Source material Block Start

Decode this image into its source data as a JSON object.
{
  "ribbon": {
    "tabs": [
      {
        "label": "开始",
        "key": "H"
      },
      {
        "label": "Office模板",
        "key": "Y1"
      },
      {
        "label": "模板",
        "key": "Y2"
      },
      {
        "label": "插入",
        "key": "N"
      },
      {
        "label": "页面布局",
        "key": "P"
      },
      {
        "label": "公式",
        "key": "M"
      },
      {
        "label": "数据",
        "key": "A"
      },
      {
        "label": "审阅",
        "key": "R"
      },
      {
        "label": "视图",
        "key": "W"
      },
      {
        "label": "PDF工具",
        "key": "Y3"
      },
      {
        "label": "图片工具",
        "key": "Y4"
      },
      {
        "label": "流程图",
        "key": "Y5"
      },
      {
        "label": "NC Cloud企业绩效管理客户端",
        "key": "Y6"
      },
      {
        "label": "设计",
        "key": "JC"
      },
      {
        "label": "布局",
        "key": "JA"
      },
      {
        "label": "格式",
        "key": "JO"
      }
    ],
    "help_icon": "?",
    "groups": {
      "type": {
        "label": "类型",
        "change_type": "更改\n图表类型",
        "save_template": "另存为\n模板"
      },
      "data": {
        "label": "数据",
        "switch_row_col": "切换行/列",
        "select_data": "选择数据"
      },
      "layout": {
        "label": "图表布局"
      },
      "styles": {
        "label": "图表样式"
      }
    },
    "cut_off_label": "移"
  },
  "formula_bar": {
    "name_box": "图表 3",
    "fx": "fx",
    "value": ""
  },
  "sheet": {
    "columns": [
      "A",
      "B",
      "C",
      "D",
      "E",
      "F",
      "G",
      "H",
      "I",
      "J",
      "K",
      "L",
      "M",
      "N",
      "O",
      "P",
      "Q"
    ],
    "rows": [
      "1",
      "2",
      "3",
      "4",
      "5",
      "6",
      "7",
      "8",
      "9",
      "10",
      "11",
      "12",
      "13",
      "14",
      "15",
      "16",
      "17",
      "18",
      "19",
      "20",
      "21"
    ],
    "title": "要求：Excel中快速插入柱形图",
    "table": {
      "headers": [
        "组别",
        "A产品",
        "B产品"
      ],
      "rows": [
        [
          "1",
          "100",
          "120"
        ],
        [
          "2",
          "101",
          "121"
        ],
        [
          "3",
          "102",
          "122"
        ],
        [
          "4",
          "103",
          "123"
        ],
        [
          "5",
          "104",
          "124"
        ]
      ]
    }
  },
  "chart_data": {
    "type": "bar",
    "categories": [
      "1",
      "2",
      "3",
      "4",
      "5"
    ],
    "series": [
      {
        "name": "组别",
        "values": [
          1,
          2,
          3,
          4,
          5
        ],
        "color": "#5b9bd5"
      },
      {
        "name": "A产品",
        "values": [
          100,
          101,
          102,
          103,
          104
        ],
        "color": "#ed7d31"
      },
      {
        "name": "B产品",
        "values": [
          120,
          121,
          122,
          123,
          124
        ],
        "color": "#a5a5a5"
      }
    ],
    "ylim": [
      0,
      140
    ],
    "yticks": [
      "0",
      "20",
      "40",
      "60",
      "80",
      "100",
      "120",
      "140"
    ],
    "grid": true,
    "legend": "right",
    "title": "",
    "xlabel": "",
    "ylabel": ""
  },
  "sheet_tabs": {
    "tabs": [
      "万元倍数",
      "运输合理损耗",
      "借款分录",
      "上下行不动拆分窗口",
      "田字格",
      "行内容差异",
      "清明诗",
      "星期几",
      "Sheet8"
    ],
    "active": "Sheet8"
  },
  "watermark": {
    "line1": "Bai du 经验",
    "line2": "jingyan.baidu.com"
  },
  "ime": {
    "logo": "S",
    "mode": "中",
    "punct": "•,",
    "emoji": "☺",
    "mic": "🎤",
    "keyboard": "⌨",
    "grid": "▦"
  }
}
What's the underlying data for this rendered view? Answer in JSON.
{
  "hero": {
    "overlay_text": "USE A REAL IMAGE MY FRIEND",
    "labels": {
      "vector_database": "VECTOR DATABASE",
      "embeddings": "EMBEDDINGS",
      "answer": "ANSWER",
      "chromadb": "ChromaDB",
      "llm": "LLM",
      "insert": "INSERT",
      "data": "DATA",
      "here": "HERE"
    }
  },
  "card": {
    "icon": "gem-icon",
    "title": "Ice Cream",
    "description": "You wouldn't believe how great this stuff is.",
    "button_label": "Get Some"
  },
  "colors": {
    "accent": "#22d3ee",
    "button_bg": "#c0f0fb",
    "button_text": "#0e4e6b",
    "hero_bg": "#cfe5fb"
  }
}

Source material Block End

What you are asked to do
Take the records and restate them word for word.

Solution for this exercise
Decode this image into its source data as a JSON object.
{
  "ribbon": {
    "tabs": [
      {
        "label": "开始",
        "key": "H"
      },
      {
        "label": "Office模板",
        "key": "Y1"
      },
      {
        "label": "模板",
        "key": "Y2"
      },
      {
        "label": "插入",
        "key": "N"
      },
      {
        "label": "页面布局",
        "key": "P"
      },
      {
        "label": "公式",
        "key": "M"
      },
      {
        "label": "数据",
        "key": "A"
      },
      {
        "label": "审阅",
        "key": "R"
      },
      {
        "label": "视图",
        "key": "W"
      },
      {
        "label": "PDF工具",
        "key": "Y3"
      },
      {
        "label": "图片工具",
        "key": "Y4"
      },
      {
        "label": "流程图",
        "key": "Y5"
      },
      {
        "label": "NC Cloud企业绩效管理客户端",
        "key": "Y6"
      },
      {
        "label": "设计",
        "key": "JC"
      },
      {
        "label": "布局",
        "key": "JA"
      },
      {
        "label": "格式",
        "key": "JO"
      }
    ],
    "help_icon": "?",
    "groups": {
      "type": {
        "label": "类型",
        "change_type": "更改\n图表类型",
        "save_template": "另存为\n模板"
      },
      "data": {
        "label": "数据",
        "switch_row_col": "切换行/列",
        "select_data": "选择数据"
      },
      "layout": {
        "label": "图表布局"
      },
      "styles": {
        "label": "图表样式"
      }
    },
    "cut_off_label": "移"
  },
  "formula_bar": {
    "name_box": "图表 3",
    "fx": "fx",
    "value": ""
  },
  "sheet": {
    "columns": [
      "A",
      "B",
      "C",
      "D",
      "E",
      "F",
      "G",
      "H",
      "I",
      "J",
      "K",
      "L",
      "M",
      "N",
      "O",
      "P",
      "Q"
    ],
    "rows": [
      "1",
      "2",
      "3",
      "4",
      "5",
      "6",
      "7",
      "8",
      "9",
      "10",
      "11",
      "12",
      "13",
      "14",
      "15",
      "16",
      "17",
      "18",
      "19",
      "20",
      "21"
    ],
    "title": "要求：Excel中快速插入柱形图",
    "table": {
      "headers": [
        "组别",
        "A产品",
        "B产品"
      ],
      "rows": [
        [
          "1",
          "100",
          "120"
        ],
        [
          "2",
          "101",
          "121"
        ],
        [
          "3",
          "102",
          "122"
        ],
        [
          "4",
          "103",
          "123"
        ],
        [
          "5",
          "104",
          "124"
        ]
      ]
    }
  },
  "chart_data": {
    "type": "bar",
    "categories": [
      "1",
      "2",
      "3",
      "4",
      "5"
    ],
    "series": [
      {
        "name": "组别",
        "values": [
          1,
          2,
          3,
          4,
          5
        ],
        "color": "#5b9bd5"
      },
      {
        "name": "A产品",
        "values": [
          100,
          101,
          102,
          103,
          104
        ],
        "color": "#ed7d31"
      },
      {
        "name": "B产品",
        "values": [
          120,
          121,
          122,
          123,
          124
        ],
        "color": "#a5a5a5"
      }
    ],
    "ylim": [
      0,
      140
    ],
    "yticks": [
      "0",
      "20",
      "40",
      "60",
      "80",
      "100",
      "120",
      "140"
    ],
    "grid": true,
    "legend": "right",
    "title": "",
    "xlabel": "",
    "ylabel": ""
  },
  "sheet_tabs": {
    "tabs": [
      "万元倍数",
      "运输合理损耗",
      "借款分录",
      "上下行不动拆分窗口",
      "田字格",
      "行内容差异",
      "清明诗",
      "星期几",
      "Sheet8"
    ],
    "active": "Sheet8"
  },
  "watermark": {
    "line1": "Bai du 经验",
    "line2": "jingyan.baidu.com"
  },
  "ime": {
    "logo": "S",
    "mode": "中",
    "punct": "•,",
    "emoji": "☺",
    "mic": "🎤",
    "keyboard": "⌨",
    "grid": "▦"
  }
}
What's the underlying data for this rendered view? Answer in JSON.
{
  "hero": {
    "overlay_text": "USE A REAL IMAGE MY FRIEND",
    "labels": {
      "vector_database": "VECTOR DATABASE",
      "embeddings": "EMBEDDINGS",
      "answer": "ANSWER",
      "chromadb": "ChromaDB",
      "llm": "LLM",
      "insert": "INSERT",
      "data": "DATA",
      "here": "HERE"
    }
  },
  "card": {
    "icon": "gem-icon",
    "title": "Ice Cream",
    "description": "You wouldn't believe how great this stuff is.",
    "button_label": "Get Some"
  },
  "colors": {
    "accent": "#22d3ee",
    "button_bg": "#c0f0fb",
    "button_text": "#0e4e6b",
    "hero_bg": "#cfe5fb"
  }
}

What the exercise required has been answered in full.